1918: The RMS Carpathia, the ship that rescued the 705 survivors from the RMS Titanic, is sunk off Ireland by the German SM U-55. Five lives were lost in the sinking.
1917: The British royal family adopts the Windsor name. The family name was changed from the German Saxe-Coburg and Gotha, due to the anti-German sentiment in the British Empire during World War I.
1917: Comedian/actress Phyllis Diller is born Phyllis Ada Driver in Lima, Ohio. Diller's career as a stand-up comic, which she started at age 37, skyrocketed in the 1960s, partly because of her many appearances with Bob Hope on his television specials, USO tours and three movies. She became a pop culture icon for her disparaging jokes about her looks, her cooking and her fictitious husband "Fang." She wore a blonde fright wig, held a long cigarette holder as a prop and laughed with a loud cackle. Diller died at age 95 on Aug. 20, 2012.
1902: Willis Haviland Carrier completes drawings for what came to be recognized as the world's first scientific air conditioning system.
1899: Actor James Cagney, known for movies such as "The Public Enemy," "Angels with Dirty Faces," "White Heat" and "Yankee Doodle Dandy," is born in New York City. Cagney won an Academy Award for "Yankee Doodle Dandy" and was also nominated for "Angels with Dirty Faces" and "Love Me or Leave Me."
1867: Harvard School of Dental Medicine is established in Boston, becoming the first dental school in the U.S.
1856: The Great Train Wreck of 1856 in Fort Washington, Pennsylvania, kills more than 60 people and injures more than 100, making it the deadliest railroad catastrophe in the world up to that time.
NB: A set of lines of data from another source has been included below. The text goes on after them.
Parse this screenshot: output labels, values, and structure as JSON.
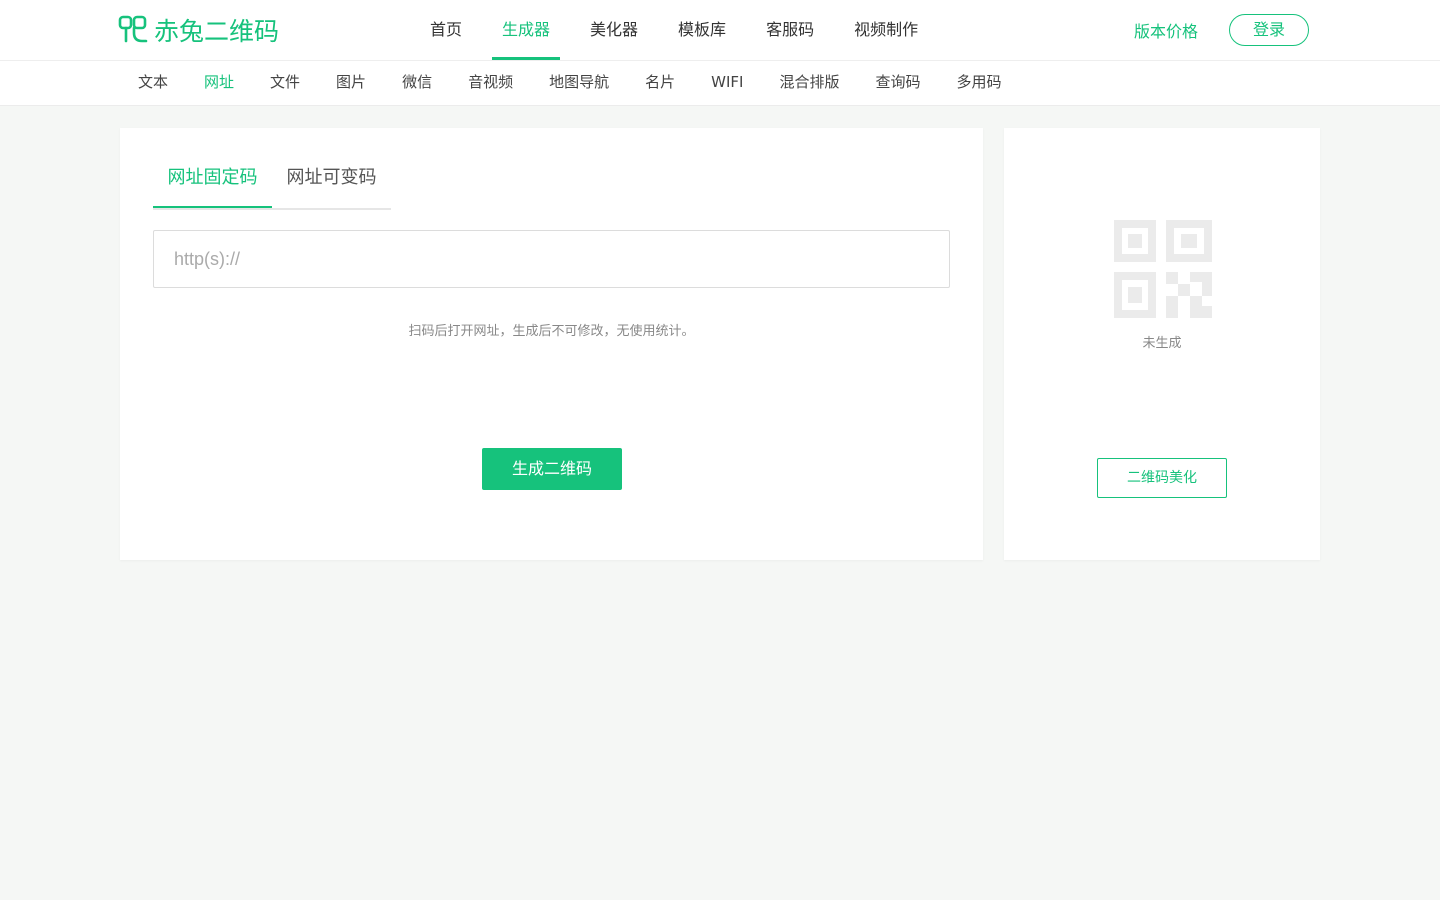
{
  "brand": {
    "name": "赤兔二维码",
    "accent_color": "#16c27c",
    "logo_icon": "qr-rabbit-logo-icon"
  },
  "main_nav": {
    "items": [
      {
        "label": "首页",
        "active": false
      },
      {
        "label": "生成器",
        "active": true
      },
      {
        "label": "美化器",
        "active": false
      },
      {
        "label": "模板库",
        "active": false
      },
      {
        "label": "客服码",
        "active": false
      },
      {
        "label": "视频制作",
        "active": false
      }
    ],
    "pricing_label": "版本价格",
    "login_label": "登录"
  },
  "sub_nav": {
    "items": [
      {
        "label": "文本",
        "active": false
      },
      {
        "label": "网址",
        "active": true
      },
      {
        "label": "文件",
        "active": false
      },
      {
        "label": "图片",
        "active": false
      },
      {
        "label": "微信",
        "active": false
      },
      {
        "label": "音视频",
        "active": false
      },
      {
        "label": "地图导航",
        "active": false
      },
      {
        "label": "名片",
        "active": false
      },
      {
        "label": "WIFI",
        "active": false
      },
      {
        "label": "混合排版",
        "active": false
      },
      {
        "label": "查询码",
        "active": false
      },
      {
        "label": "多用码",
        "active": false
      }
    ]
  },
  "generator": {
    "tabs": [
      {
        "label": "网址固定码",
        "active": true
      },
      {
        "label": "网址可变码",
        "active": false
      }
    ],
    "url_input": {
      "value": "",
      "placeholder": "http(s)://"
    },
    "hint": "扫码后打开网址，生成后不可修改，无使用统计。",
    "generate_label": "生成二维码"
  },
  "preview": {
    "icon": "qr-placeholder-icon",
    "status": "未生成",
    "beautify_label": "二维码美化"
  }
}
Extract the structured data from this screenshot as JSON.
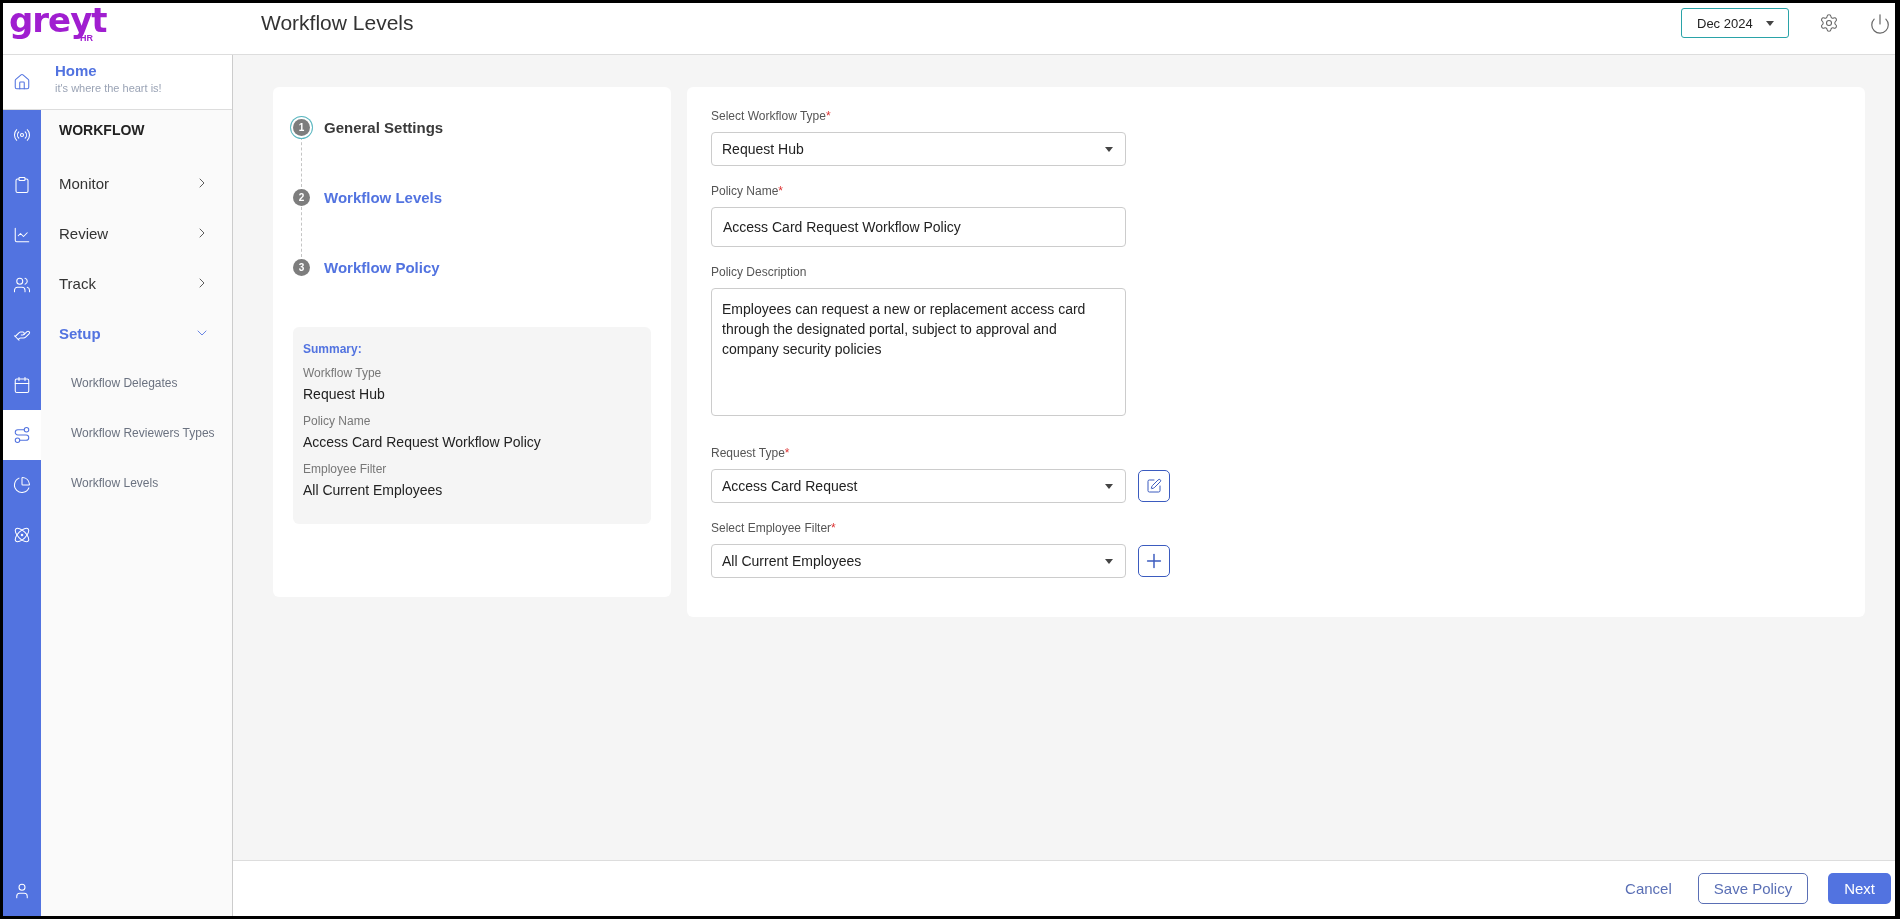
{
  "logo": {
    "text": "greyt",
    "sub": "HR"
  },
  "header": {
    "title": "Workflow Levels",
    "period": "Dec 2024"
  },
  "home": {
    "title": "Home",
    "subtitle": "it's where the heart is!"
  },
  "rail": [
    {
      "selected": false
    },
    {
      "selected": false
    },
    {
      "selected": false
    },
    {
      "selected": false
    },
    {
      "selected": false
    },
    {
      "selected": false
    },
    {
      "selected": true
    },
    {
      "selected": false
    },
    {
      "selected": false
    }
  ],
  "menu": {
    "heading": "WORKFLOW",
    "items": [
      {
        "label": "Monitor",
        "expanded": false
      },
      {
        "label": "Review",
        "expanded": false
      },
      {
        "label": "Track",
        "expanded": false
      },
      {
        "label": "Setup",
        "expanded": true,
        "children": [
          {
            "label": "Workflow Delegates"
          },
          {
            "label": "Workflow Reviewers Types"
          },
          {
            "label": "Workflow Levels"
          }
        ]
      }
    ]
  },
  "steps": [
    {
      "number": "1",
      "label": "General Settings",
      "active": true
    },
    {
      "number": "2",
      "label": "Workflow Levels",
      "active": false
    },
    {
      "number": "3",
      "label": "Workflow Policy",
      "active": false
    }
  ],
  "summary": {
    "title": "Summary:",
    "items": [
      {
        "label": "Workflow Type",
        "value": "Request Hub"
      },
      {
        "label": "Policy Name",
        "value": "Access Card Request Workflow Policy"
      },
      {
        "label": "Employee Filter",
        "value": "All Current Employees"
      }
    ]
  },
  "form": [
    {
      "kind": "select",
      "label": "Select Workflow Type",
      "required": "*",
      "value": "Request Hub"
    },
    {
      "kind": "text",
      "label": "Policy Name",
      "required": "*",
      "value": "Access Card Request Workflow Policy"
    },
    {
      "kind": "textarea",
      "label": "Policy Description",
      "value": "Employees can request a new or replacement access card through the designated portal, subject to approval and company security policies"
    },
    {
      "kind": "select",
      "label": "Request Type",
      "required": "*",
      "value": "Access Card Request"
    },
    {
      "kind": "select",
      "label": "Select Employee Filter",
      "required": "*",
      "value": "All Current Employees"
    }
  ],
  "footer": {
    "cancel": "Cancel",
    "save": "Save Policy",
    "next": "Next"
  }
}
1790: Scottish philosopher and economics pioneer Adam Smith dies at age 67 in Edinburgh, Scotland. Smith is best known for his two classic works, "The Theory of Moral Sentiments" and "An Inquiry into the Nature and Causes of the Wealth of Nations," the latter of which is considered the first modern work of economics.